What needs to be done:
What is the number of lines in the data below that contain "context"? Answer with that number and no other words.

Items from a data source:
---

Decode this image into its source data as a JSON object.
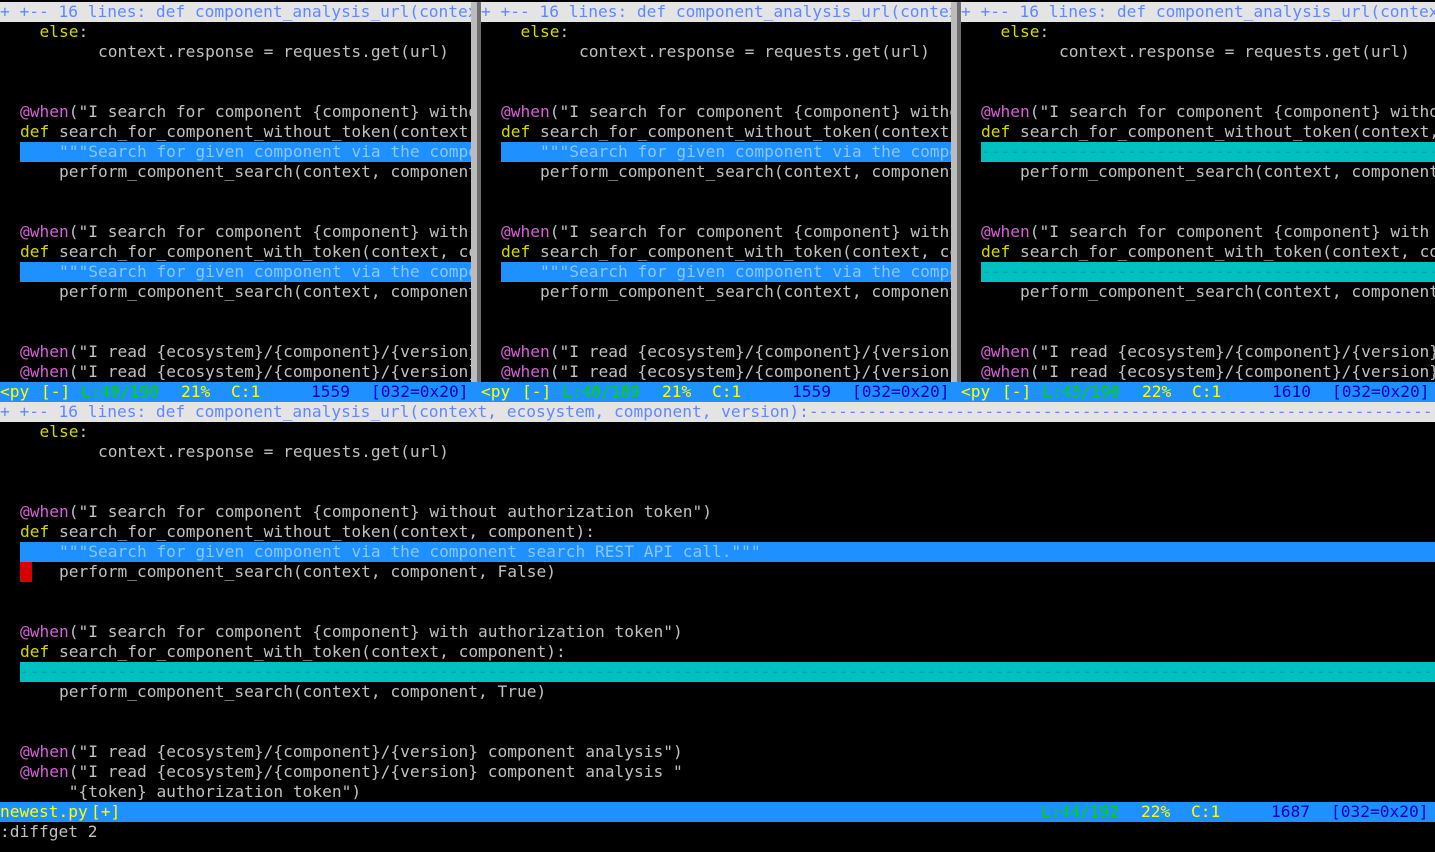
{
  "fold_text": "+ +-- 16 lines: def component_analysis_url(context, ecosystem, component, version):",
  "dash_fill": "---------------------------------------------------------------------------------------------------------------------------------------------",
  "code": {
    "else": "else",
    "colon": ":",
    "response": "        context.response = requests.get(url)",
    "dec_at": "@",
    "when_kw": "when",
    "when1": "(\"I search for component {component} without authorization token\")",
    "def_kw": "def",
    "def1": " search_for_component_without_token(context, component):",
    "doc1": "    \"\"\"Search for given component via the component search REST API call.\"\"\"",
    "call1": "    perform_component_search(context, component, False)",
    "when2": "(\"I search for component {component} with authorization token\")",
    "def2": " search_for_component_with_token(context, component):",
    "doc2": "    \"\"\"Search for given component via the component search REST API call.\"\"\"",
    "call2": "    perform_component_search(context, component, True)",
    "when3": "(\"I read {ecosystem}/{component}/{version} component analysis\")",
    "when4": "(\"I read {ecosystem}/{component}/{version} component analysis \"",
    "cont4": "     \"{token} authorization token\")"
  },
  "panes": [
    {
      "filetype": "<py",
      "modified": "[-]",
      "line": "L:40/190",
      "percent": "21%",
      "col": "C:1",
      "offset": "1559",
      "char": "[032=0x20]"
    },
    {
      "filetype": "<py",
      "modified": "[-]",
      "line": "L:40/189",
      "percent": "21%",
      "col": "C:1",
      "offset": "1559",
      "char": "[032=0x20]"
    },
    {
      "filetype": "<py",
      "modified": "[-]",
      "line": "L:43/190",
      "percent": "22%",
      "col": "C:1",
      "offset": "1610",
      "char": "[032=0x20]"
    }
  ],
  "main_status": {
    "filename": "newest.py",
    "modified": "[+]",
    "line": "L:44/192",
    "percent": "22%",
    "col": "C:1",
    "offset": "1687",
    "char": "[032=0x20]"
  },
  "command_line": ":diffget 2"
}
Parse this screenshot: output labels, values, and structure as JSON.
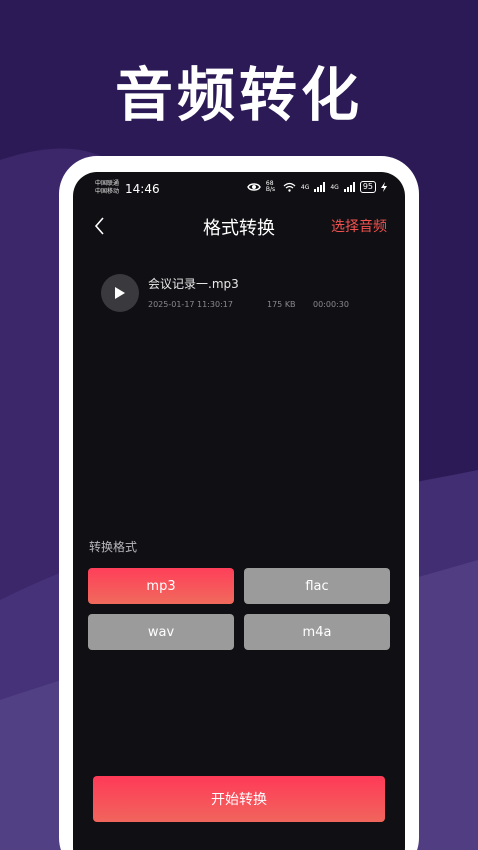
{
  "promo": {
    "headline": "音频转化"
  },
  "status_bar": {
    "carrier_1": "中国联通",
    "carrier_2": "中国移动",
    "time": "14:46",
    "net_speed": "68 B/s",
    "signal_1": "4G",
    "signal_2": "4G",
    "battery": "95"
  },
  "nav": {
    "title": "格式转换",
    "select_audio": "选择音频"
  },
  "file": {
    "name": "会议记录一.mp3",
    "date": "2025-01-17 11:30:17",
    "size": "175 KB",
    "duration": "00:00:30"
  },
  "formats": {
    "label": "转换格式",
    "options": [
      "mp3",
      "flac",
      "wav",
      "m4a"
    ],
    "selected": "mp3"
  },
  "actions": {
    "start": "开始转换"
  },
  "colors": {
    "background": "#2c1a56",
    "accent": "#f0524f",
    "button_inactive": "#9b9b9b",
    "screen": "#101014"
  },
  "icons": {
    "back": "chevron-left-icon",
    "play": "play-icon",
    "eye": "eye-icon",
    "wifi": "wifi-icon",
    "signal": "signal-icon",
    "charging": "bolt-icon"
  }
}
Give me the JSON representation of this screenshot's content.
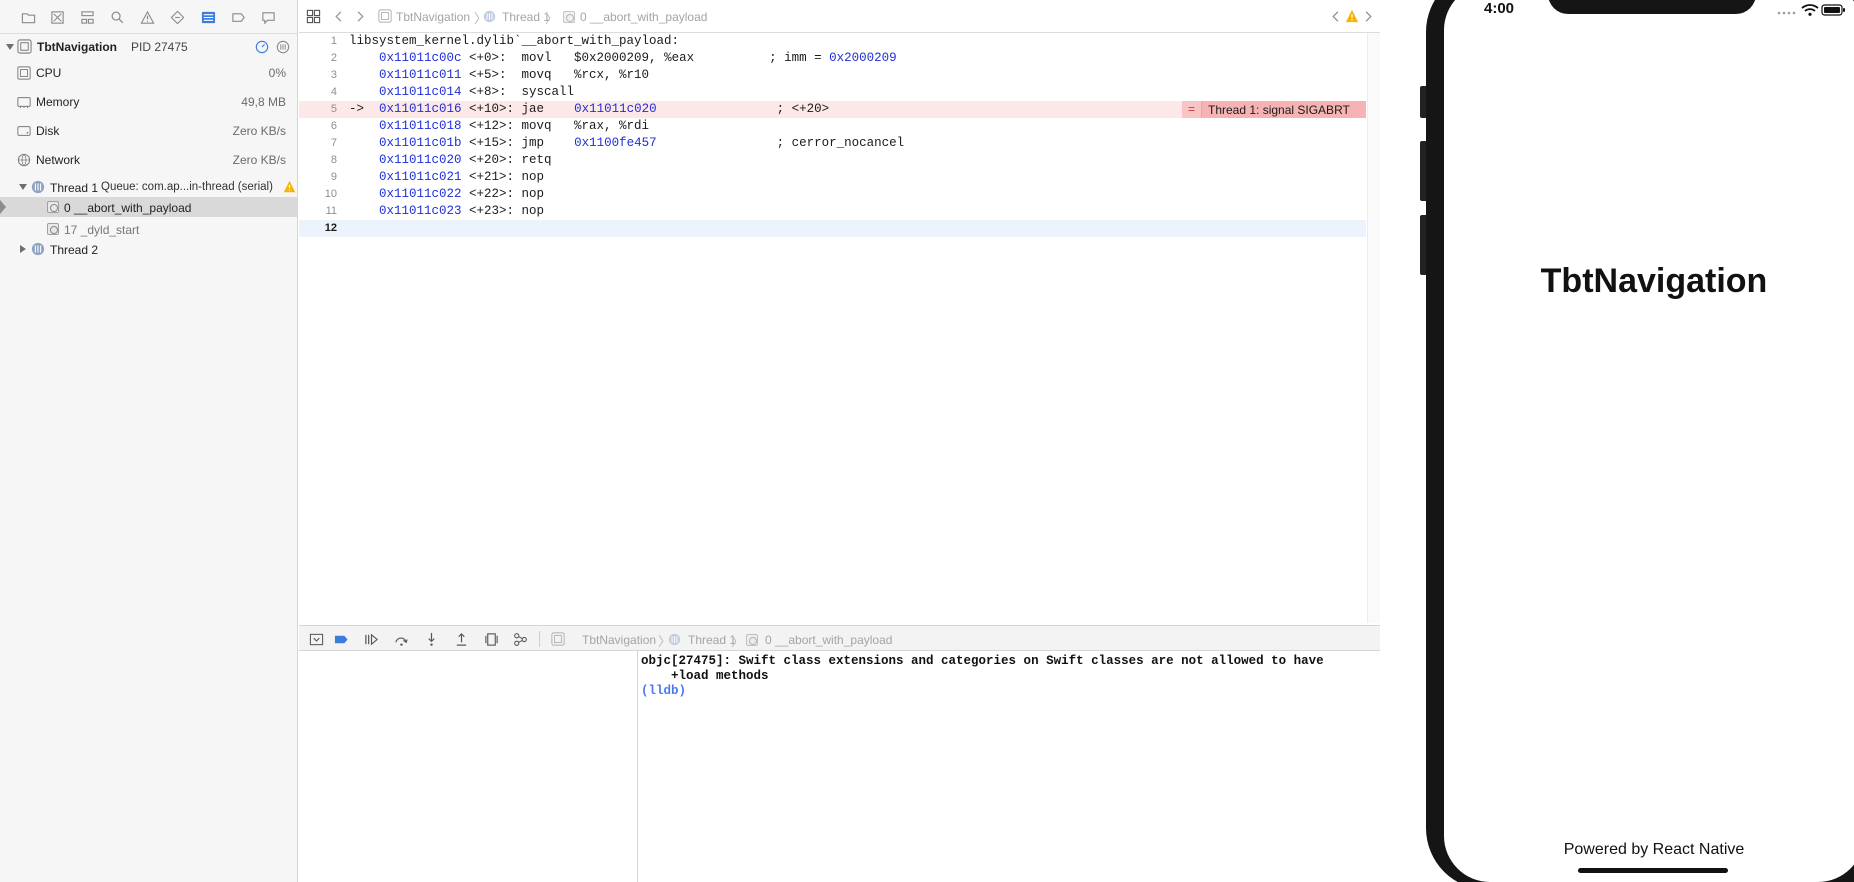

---

Expected answer:
6